## Your objective
Reproduce each line below without any alteration.

## Data listing
* * * * * * *

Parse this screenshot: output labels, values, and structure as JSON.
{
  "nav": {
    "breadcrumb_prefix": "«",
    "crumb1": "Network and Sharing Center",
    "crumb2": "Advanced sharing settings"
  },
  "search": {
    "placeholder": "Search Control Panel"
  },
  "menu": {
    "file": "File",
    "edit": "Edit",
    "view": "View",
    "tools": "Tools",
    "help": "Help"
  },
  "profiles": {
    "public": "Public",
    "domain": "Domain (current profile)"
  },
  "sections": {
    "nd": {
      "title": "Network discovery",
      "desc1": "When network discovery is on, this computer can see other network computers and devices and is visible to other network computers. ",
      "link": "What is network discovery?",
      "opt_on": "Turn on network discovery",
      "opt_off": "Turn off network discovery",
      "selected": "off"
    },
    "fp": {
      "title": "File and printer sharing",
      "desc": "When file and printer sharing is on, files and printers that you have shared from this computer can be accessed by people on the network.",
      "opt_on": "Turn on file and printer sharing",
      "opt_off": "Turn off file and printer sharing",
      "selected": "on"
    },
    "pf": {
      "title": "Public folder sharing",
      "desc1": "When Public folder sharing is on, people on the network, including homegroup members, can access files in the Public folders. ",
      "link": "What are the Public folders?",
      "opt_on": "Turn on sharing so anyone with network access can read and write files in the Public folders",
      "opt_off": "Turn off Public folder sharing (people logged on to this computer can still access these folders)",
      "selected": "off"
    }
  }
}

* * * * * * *

## Reply to the exercise
Parse this screenshot: output labels, values, and structure as JSON.
{
  "nav": {
    "breadcrumb_prefix": "«",
    "crumb1": "Network and Sharing Center",
    "crumb2": "Advanced sharing settings"
  },
  "search": {
    "placeholder": "Search Control Panel"
  },
  "menu": {
    "file": "File",
    "edit": "Edit",
    "view": "View",
    "tools": "Tools",
    "help": "Help"
  },
  "profiles": {
    "public": "Public",
    "domain": "Domain (current profile)"
  },
  "sections": {
    "nd": {
      "title": "Network discovery",
      "desc1": "When network discovery is on, this computer can see other network computers and devices and is visible to other network computers. ",
      "link": "What is network discovery?",
      "opt_on": "Turn on network discovery",
      "opt_off": "Turn off network discovery",
      "selected": "off"
    },
    "fp": {
      "title": "File and printer sharing",
      "desc": "When file and printer sharing is on, files and printers that you have shared from this computer can be accessed by people on the network.",
      "opt_on": "Turn on file and printer sharing",
      "opt_off": "Turn off file and printer sharing",
      "selected": "on"
    },
    "pf": {
      "title": "Public folder sharing",
      "desc1": "When Public folder sharing is on, people on the network, including homegroup members, can access files in the Public folders. ",
      "link": "What are the Public folders?",
      "opt_on": "Turn on sharing so anyone with network access can read and write files in the Public folders",
      "opt_off": "Turn off Public folder sharing (people logged on to this computer can still access these folders)",
      "selected": "off"
    }
  }
}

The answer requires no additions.